TASK TO COMPLETE =>
Each line below has to be output exactly, from first to last.

--- RECORDS SHOWN ---

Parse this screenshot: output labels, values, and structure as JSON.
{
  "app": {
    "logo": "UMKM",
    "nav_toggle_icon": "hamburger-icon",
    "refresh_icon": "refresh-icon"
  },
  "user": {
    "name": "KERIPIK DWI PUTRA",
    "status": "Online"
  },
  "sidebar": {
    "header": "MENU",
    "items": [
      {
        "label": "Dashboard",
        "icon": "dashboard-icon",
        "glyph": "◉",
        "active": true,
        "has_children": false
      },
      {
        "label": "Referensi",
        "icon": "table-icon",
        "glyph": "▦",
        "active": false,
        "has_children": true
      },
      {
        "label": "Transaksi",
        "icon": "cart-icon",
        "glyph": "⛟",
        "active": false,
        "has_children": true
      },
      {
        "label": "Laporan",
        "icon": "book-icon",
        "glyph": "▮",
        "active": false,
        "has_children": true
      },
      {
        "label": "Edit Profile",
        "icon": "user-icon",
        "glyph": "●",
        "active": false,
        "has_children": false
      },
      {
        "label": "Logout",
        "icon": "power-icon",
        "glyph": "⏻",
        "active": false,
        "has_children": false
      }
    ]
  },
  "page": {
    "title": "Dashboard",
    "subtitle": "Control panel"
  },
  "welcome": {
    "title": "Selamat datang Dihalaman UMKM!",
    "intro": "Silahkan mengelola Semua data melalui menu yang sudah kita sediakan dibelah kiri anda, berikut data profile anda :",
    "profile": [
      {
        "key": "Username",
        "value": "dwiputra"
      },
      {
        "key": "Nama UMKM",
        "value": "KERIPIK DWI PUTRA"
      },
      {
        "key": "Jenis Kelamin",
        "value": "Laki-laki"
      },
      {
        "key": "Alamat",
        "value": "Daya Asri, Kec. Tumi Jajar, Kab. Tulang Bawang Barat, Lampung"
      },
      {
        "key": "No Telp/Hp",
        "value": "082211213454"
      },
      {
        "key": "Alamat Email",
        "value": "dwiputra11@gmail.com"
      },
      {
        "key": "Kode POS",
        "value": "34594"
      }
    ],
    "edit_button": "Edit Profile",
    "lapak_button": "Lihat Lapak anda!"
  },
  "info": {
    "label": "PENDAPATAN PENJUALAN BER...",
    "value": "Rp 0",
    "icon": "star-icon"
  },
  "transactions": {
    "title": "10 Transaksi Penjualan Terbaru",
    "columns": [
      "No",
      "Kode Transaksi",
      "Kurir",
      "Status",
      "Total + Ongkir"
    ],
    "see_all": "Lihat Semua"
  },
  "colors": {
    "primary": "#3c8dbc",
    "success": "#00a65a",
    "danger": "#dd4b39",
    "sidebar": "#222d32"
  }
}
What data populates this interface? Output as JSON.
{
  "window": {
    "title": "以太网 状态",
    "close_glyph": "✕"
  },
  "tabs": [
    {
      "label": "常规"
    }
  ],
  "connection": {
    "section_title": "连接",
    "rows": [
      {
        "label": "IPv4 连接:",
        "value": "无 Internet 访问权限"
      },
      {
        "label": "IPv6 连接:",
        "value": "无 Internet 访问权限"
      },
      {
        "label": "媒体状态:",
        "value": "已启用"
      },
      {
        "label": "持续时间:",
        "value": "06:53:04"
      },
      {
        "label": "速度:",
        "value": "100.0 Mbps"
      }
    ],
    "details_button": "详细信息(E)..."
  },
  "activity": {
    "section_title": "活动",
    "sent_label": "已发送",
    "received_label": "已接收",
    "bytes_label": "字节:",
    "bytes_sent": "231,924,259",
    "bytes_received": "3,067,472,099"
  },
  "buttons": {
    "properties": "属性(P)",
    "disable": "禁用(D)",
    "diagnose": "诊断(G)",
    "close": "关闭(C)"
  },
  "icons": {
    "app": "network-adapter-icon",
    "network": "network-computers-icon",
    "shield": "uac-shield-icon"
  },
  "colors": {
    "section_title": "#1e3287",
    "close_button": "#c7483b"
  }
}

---

ANSWER TO THIS PROBLEM =>
Parse this screenshot: output labels, values, and structure as JSON.
{
  "app": {
    "logo": "UMKM",
    "nav_toggle_icon": "hamburger-icon",
    "refresh_icon": "refresh-icon"
  },
  "user": {
    "name": "KERIPIK DWI PUTRA",
    "status": "Online"
  },
  "sidebar": {
    "header": "MENU",
    "items": [
      {
        "label": "Dashboard",
        "icon": "dashboard-icon",
        "glyph": "◉",
        "active": true,
        "has_children": false
      },
      {
        "label": "Referensi",
        "icon": "table-icon",
        "glyph": "▦",
        "active": false,
        "has_children": true
      },
      {
        "label": "Transaksi",
        "icon": "cart-icon",
        "glyph": "⛟",
        "active": false,
        "has_children": true
      },
      {
        "label": "Laporan",
        "icon": "book-icon",
        "glyph": "▮",
        "active": false,
        "has_children": true
      },
      {
        "label": "Edit Profile",
        "icon": "user-icon",
        "glyph": "●",
        "active": false,
        "has_children": false
      },
      {
        "label": "Logout",
        "icon": "power-icon",
        "glyph": "⏻",
        "active": false,
        "has_children": false
      }
    ]
  },
  "page": {
    "title": "Dashboard",
    "subtitle": "Control panel"
  },
  "welcome": {
    "title": "Selamat datang Dihalaman UMKM!",
    "intro": "Silahkan mengelola Semua data melalui menu yang sudah kita sediakan dibelah kiri anda, berikut data profile anda :",
    "profile": [
      {
        "key": "Username",
        "value": "dwiputra"
      },
      {
        "key": "Nama UMKM",
        "value": "KERIPIK DWI PUTRA"
      },
      {
        "key": "Jenis Kelamin",
        "value": "Laki-laki"
      },
      {
        "key": "Alamat",
        "value": "Daya Asri, Kec. Tumi Jajar, Kab. Tulang Bawang Barat, Lampung"
      },
      {
        "key": "No Telp/Hp",
        "value": "082211213454"
      },
      {
        "key": "Alamat Email",
        "value": "dwiputra11@gmail.com"
      },
      {
        "key": "Kode POS",
        "value": "34594"
      }
    ],
    "edit_button": "Edit Profile",
    "lapak_button": "Lihat Lapak anda!"
  },
  "info": {
    "label": "PENDAPATAN PENJUALAN BER...",
    "value": "Rp 0",
    "icon": "star-icon"
  },
  "transactions": {
    "title": "10 Transaksi Penjualan Terbaru",
    "columns": [
      "No",
      "Kode Transaksi",
      "Kurir",
      "Status",
      "Total + Ongkir"
    ],
    "see_all": "Lihat Semua"
  },
  "colors": {
    "primary": "#3c8dbc",
    "success": "#00a65a",
    "danger": "#dd4b39",
    "sidebar": "#222d32"
  }
}
What data populates this interface? Output as JSON.
{
  "window": {
    "title": "以太网 状态",
    "close_glyph": "✕"
  },
  "tabs": [
    {
      "label": "常规"
    }
  ],
  "connection": {
    "section_title": "连接",
    "rows": [
      {
        "label": "IPv4 连接:",
        "value": "无 Internet 访问权限"
      },
      {
        "label": "IPv6 连接:",
        "value": "无 Internet 访问权限"
      },
      {
        "label": "媒体状态:",
        "value": "已启用"
      },
      {
        "label": "持续时间:",
        "value": "06:53:04"
      },
      {
        "label": "速度:",
        "value": "100.0 Mbps"
      }
    ],
    "details_button": "详细信息(E)..."
  },
  "activity": {
    "section_title": "活动",
    "sent_label": "已发送",
    "received_label": "已接收",
    "bytes_label": "字节:",
    "bytes_sent": "231,924,259",
    "bytes_received": "3,067,472,099"
  },
  "buttons": {
    "properties": "属性(P)",
    "disable": "禁用(D)",
    "diagnose": "诊断(G)",
    "close": "关闭(C)"
  },
  "icons": {
    "app": "network-adapter-icon",
    "network": "network-computers-icon",
    "shield": "uac-shield-icon"
  },
  "colors": {
    "section_title": "#1e3287",
    "close_button": "#c7483b"
  }
}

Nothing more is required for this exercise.